One reason is low rates of unionization. Among workers in fossil-burning power plants, union participation runs around 20%, Harrison said. It’s about the same in other fossil fuel production jobs. But in the wind and solar industries, it’s only between 4-6%. That’s about on par with the national average, but low enough to take a meaningful bite out of the kinds of benefits—not only salary, pension, and health-related, but also apprenticeship programs, dispute arbitration, and a clearly established career ladder—that many fossil workers are accustomed to. Some clean energy companies have even been hostile to labor rights. Elon Musk has come under fire for anti-union tweets and allegations of unsafe labor practices at Tesla factories that a union would normally intervene over; Tesla remains without a union. And last year, New York solar installer Bright Power sacked its construction crew after they voted to organize.
Moreover, in some cases, the types of highly-skilled jobs in clean energy that might pay better than the more construction-esque installation jobs—assembling solar and wind electrical components, for example—are still performed offshore, mostly in Asia.
Harrison said that until recently, these concerns were not taken seriously enough by climate hawks in the US.

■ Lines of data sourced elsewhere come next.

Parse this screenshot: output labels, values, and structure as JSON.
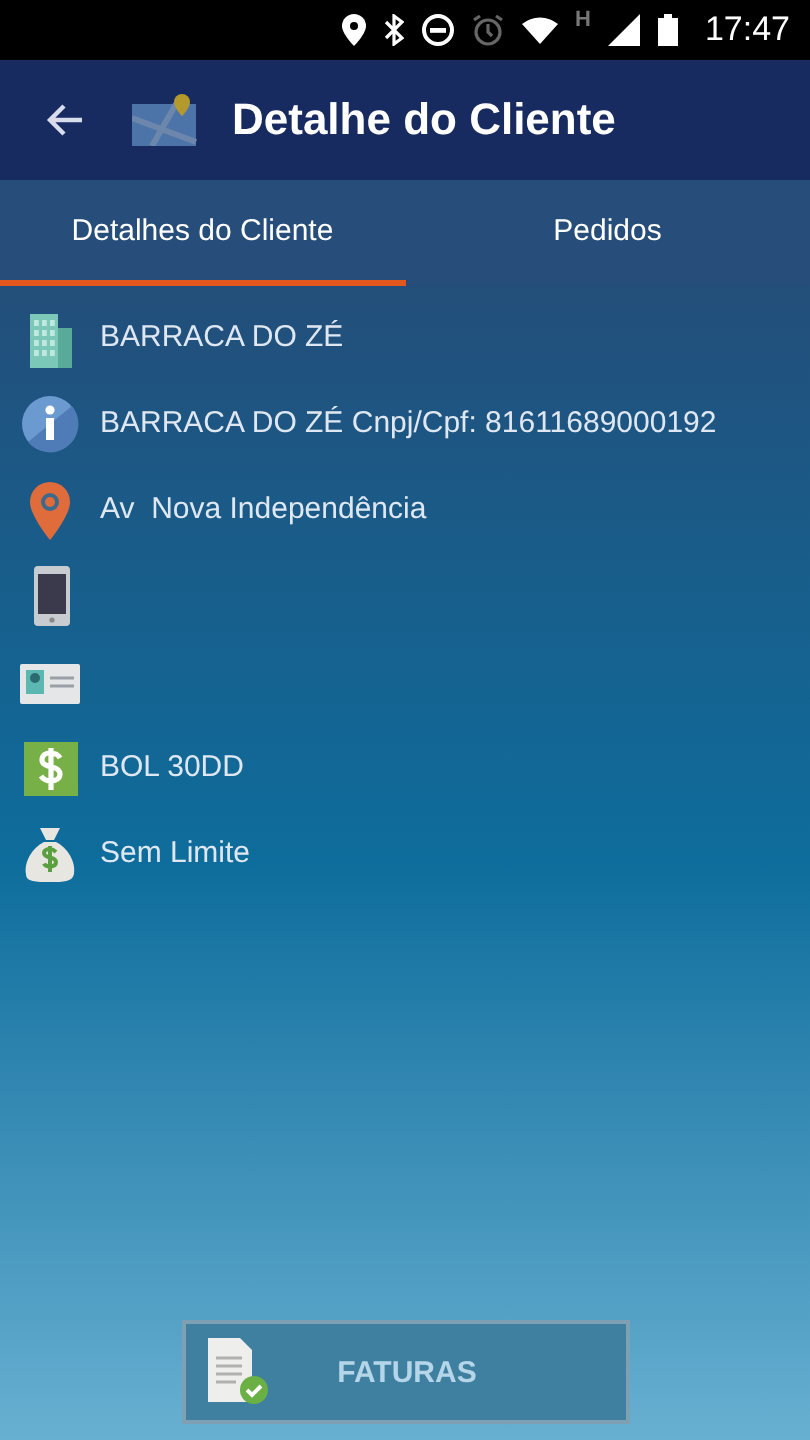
{
  "status_bar": {
    "network": "H",
    "time": "17:47"
  },
  "app_bar": {
    "title": "Detalhe do Cliente"
  },
  "tabs": [
    {
      "label": "Detalhes do Cliente",
      "selected": true
    },
    {
      "label": "Pedidos",
      "selected": false
    }
  ],
  "details": [
    {
      "kind": "building",
      "text": "BARRACA DO ZÉ"
    },
    {
      "kind": "info",
      "text": "BARRACA DO ZÉ Cnpj/Cpf: 81611689000192"
    },
    {
      "kind": "pin",
      "text": "Av  Nova Independência"
    },
    {
      "kind": "phone"
    },
    {
      "kind": "card"
    },
    {
      "kind": "money",
      "text": "BOL 30DD"
    },
    {
      "kind": "bag",
      "text": "Sem Limite"
    }
  ],
  "invoice_button": {
    "label": "FATURAS",
    "disabled": true
  }
}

“This has been an incredibly uneasy transformation,” he said. “Unlike in Europe where the energy transition is kind of managed and there are some social safety nets, this country is undergoing a transition that is not managed other than the market. That has left many of our members behind.”

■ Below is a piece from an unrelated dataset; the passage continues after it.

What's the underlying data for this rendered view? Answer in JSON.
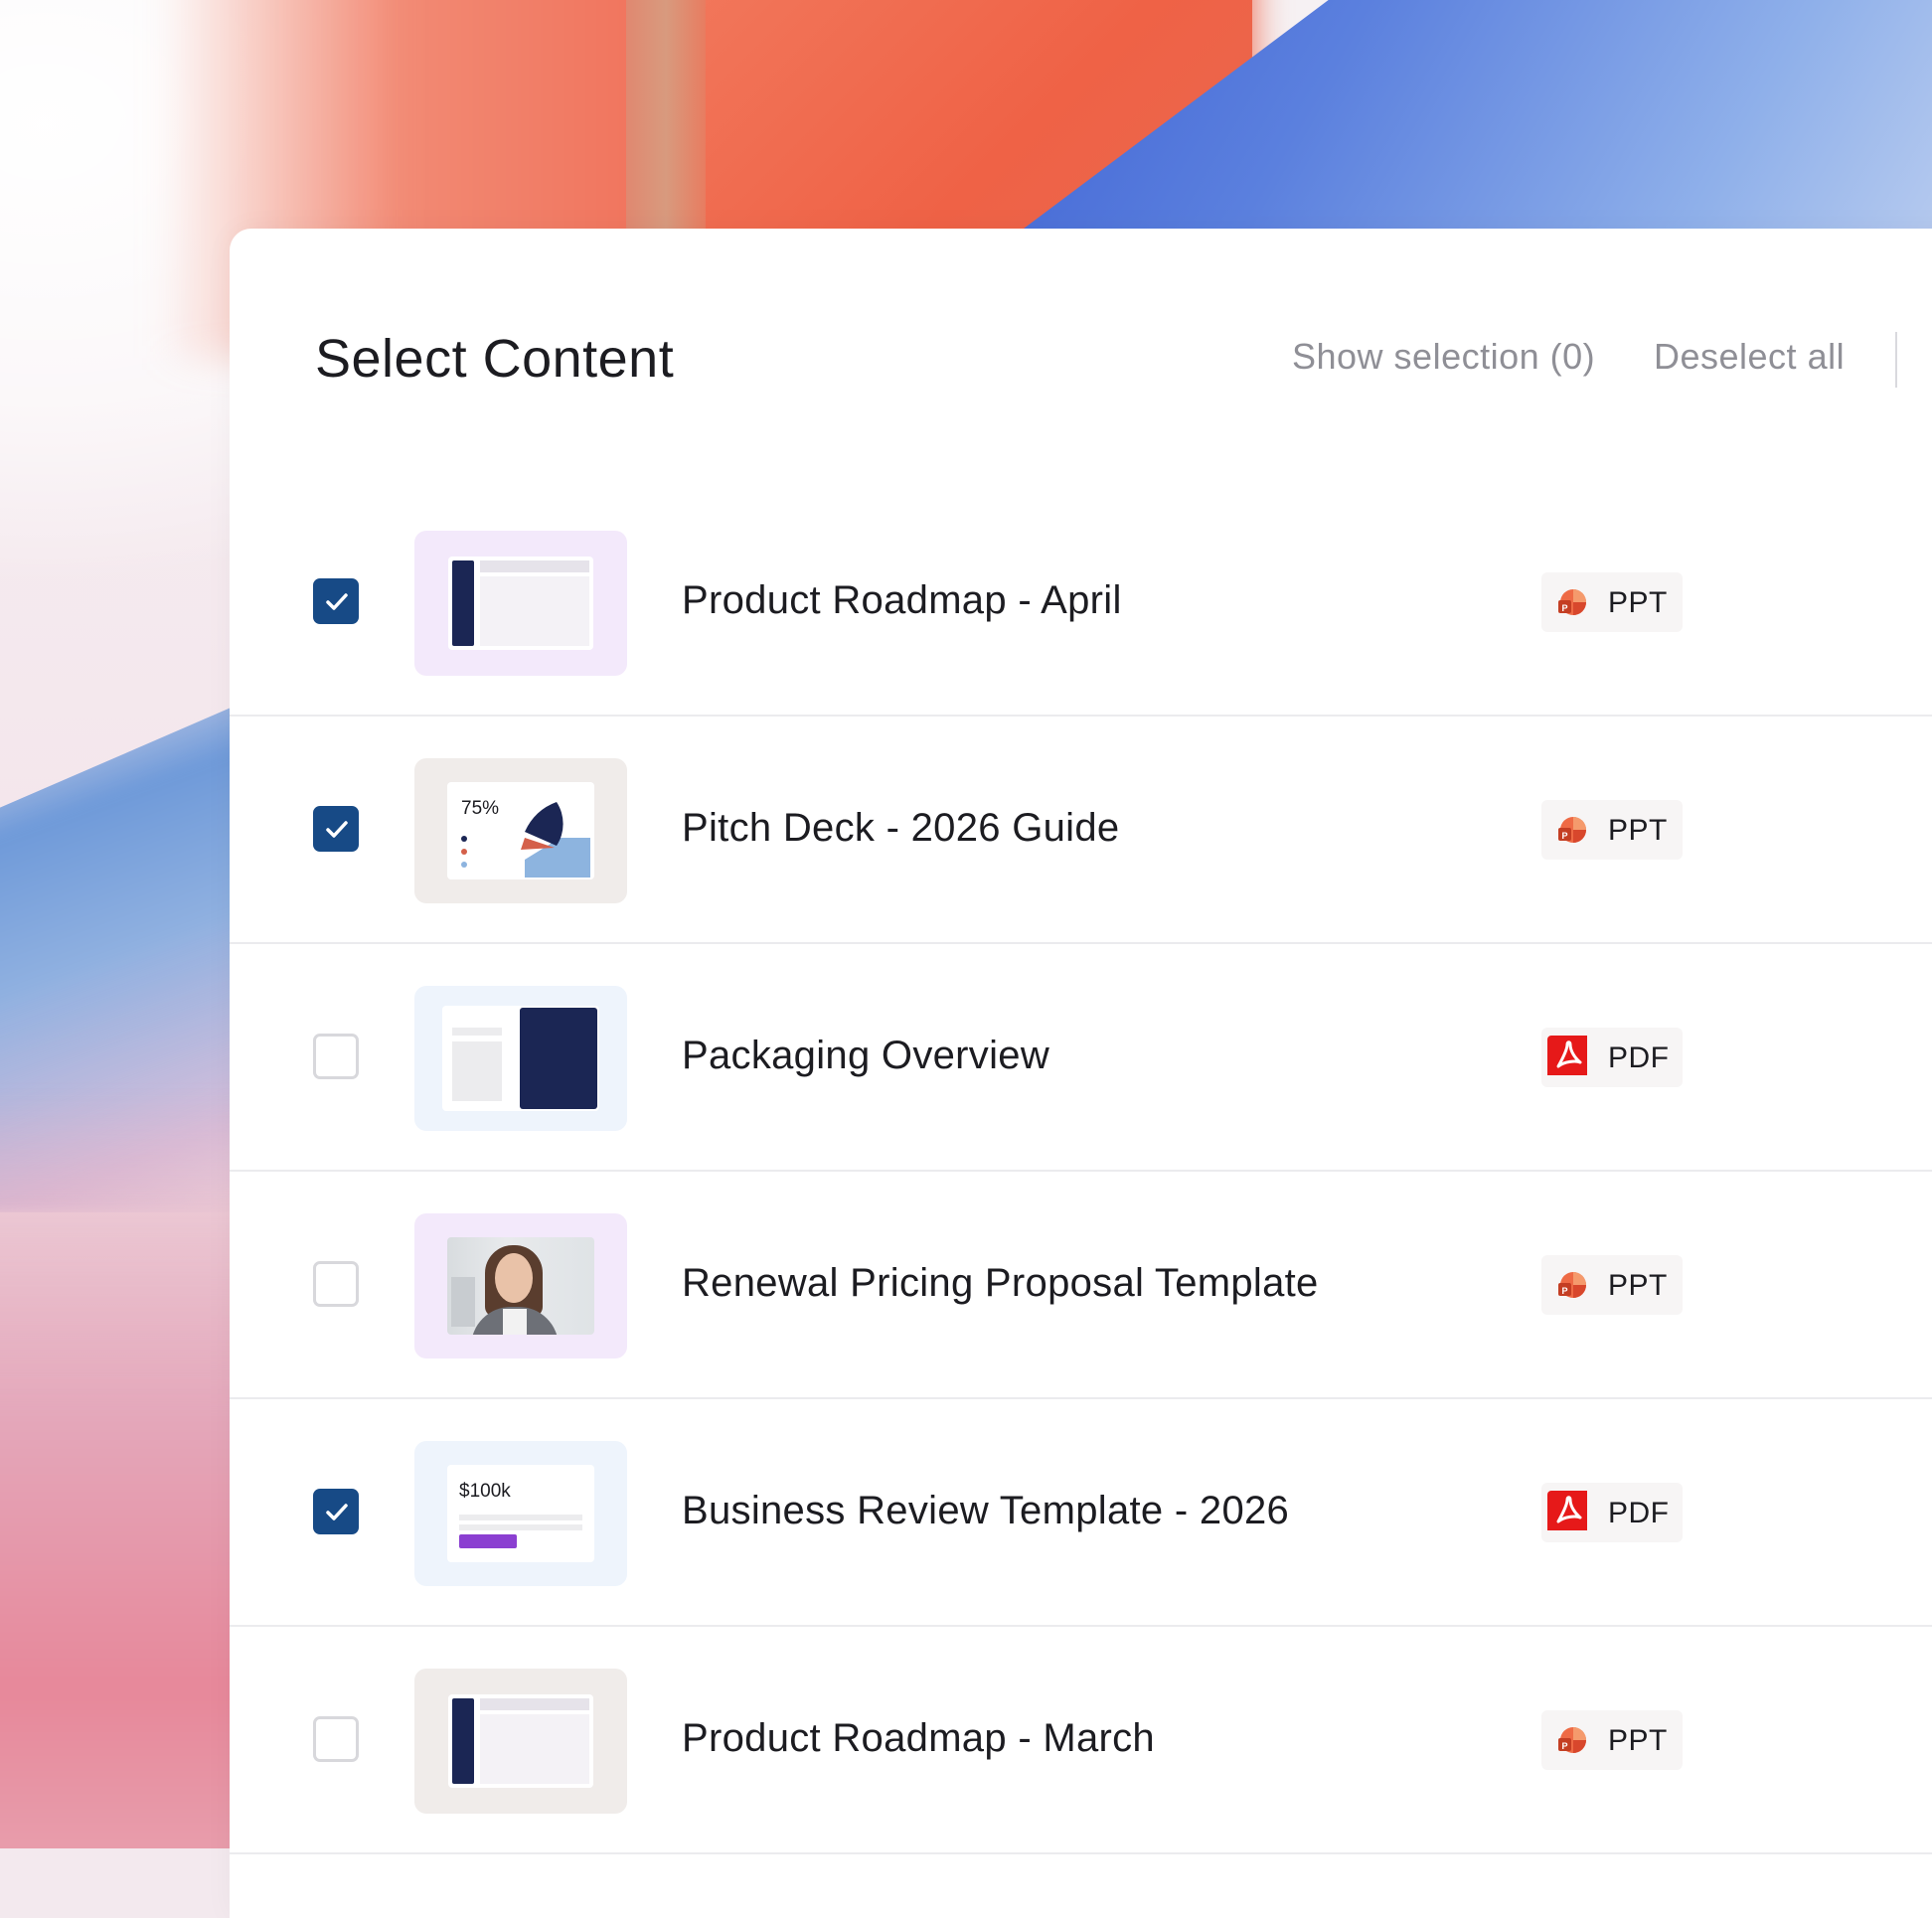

As a result, a rift has formed between some labor groups and environmentalists. The AFL-CIO, unlike some of its peers, has pointedly not endorsed the Green New Deal championed by liberal Democrats in Congress. And some labor leaders in California and elsewhere have joined oil and gas companies among the most vocal opponents of new climate legislation.
But the tide is turning. The BlueGreen Alliance endorsed Biden, and UWUA is collaborating with the offshore wind developer Orsted on a workforce training center in Long Island. Biden himself has embraced the attitude that supporting workers’ rights to organize and demand better conditions, across all industries, is itself an important form of climate action, Walsh said. And compared to the Obama era, policymakers are beginning to understand that “clean energy jobs” means a hell of a lot more than solar and wind: It’s auto mechanics, architects, electricians, public transit operators, and more.
As president, Biden would have a number of means at his disposal to enforce better labor standards in the industry, said Carol Zabin, a labor economist who directs the Green Economy Program at the University of California, Berkeley. His administration could make sure individual workers aren’t expected to cover the costs of environmental initiatives; long-haul truck drivers, for example, are typically treated as independent contractors and expected to pay for efficiency upgrades on their trucks. It could support union-led apprenticeship programs to, for example, train contractors on how to properly install high-efficiency lighting systems. And it could ensure that any federal climate program or regulation—like renewable energy standards for power companies, fuel efficiency standards, or coastal infrastructure upgrades—include language that sets high labor standards and protects unionization.
“Dealing with climate change is a big policy intervention, and therefore the government has a lot of influence over the type of jobs that are created, the types of opportunities that develop, and the types of employers who get chosen,” she said. ”It’s not about throwing money at green jobs training and saying, ‘Problem solved.’ It’s about a commitment to bring labor along, help unions see their future, and not just feel like they’re going to get screwed.”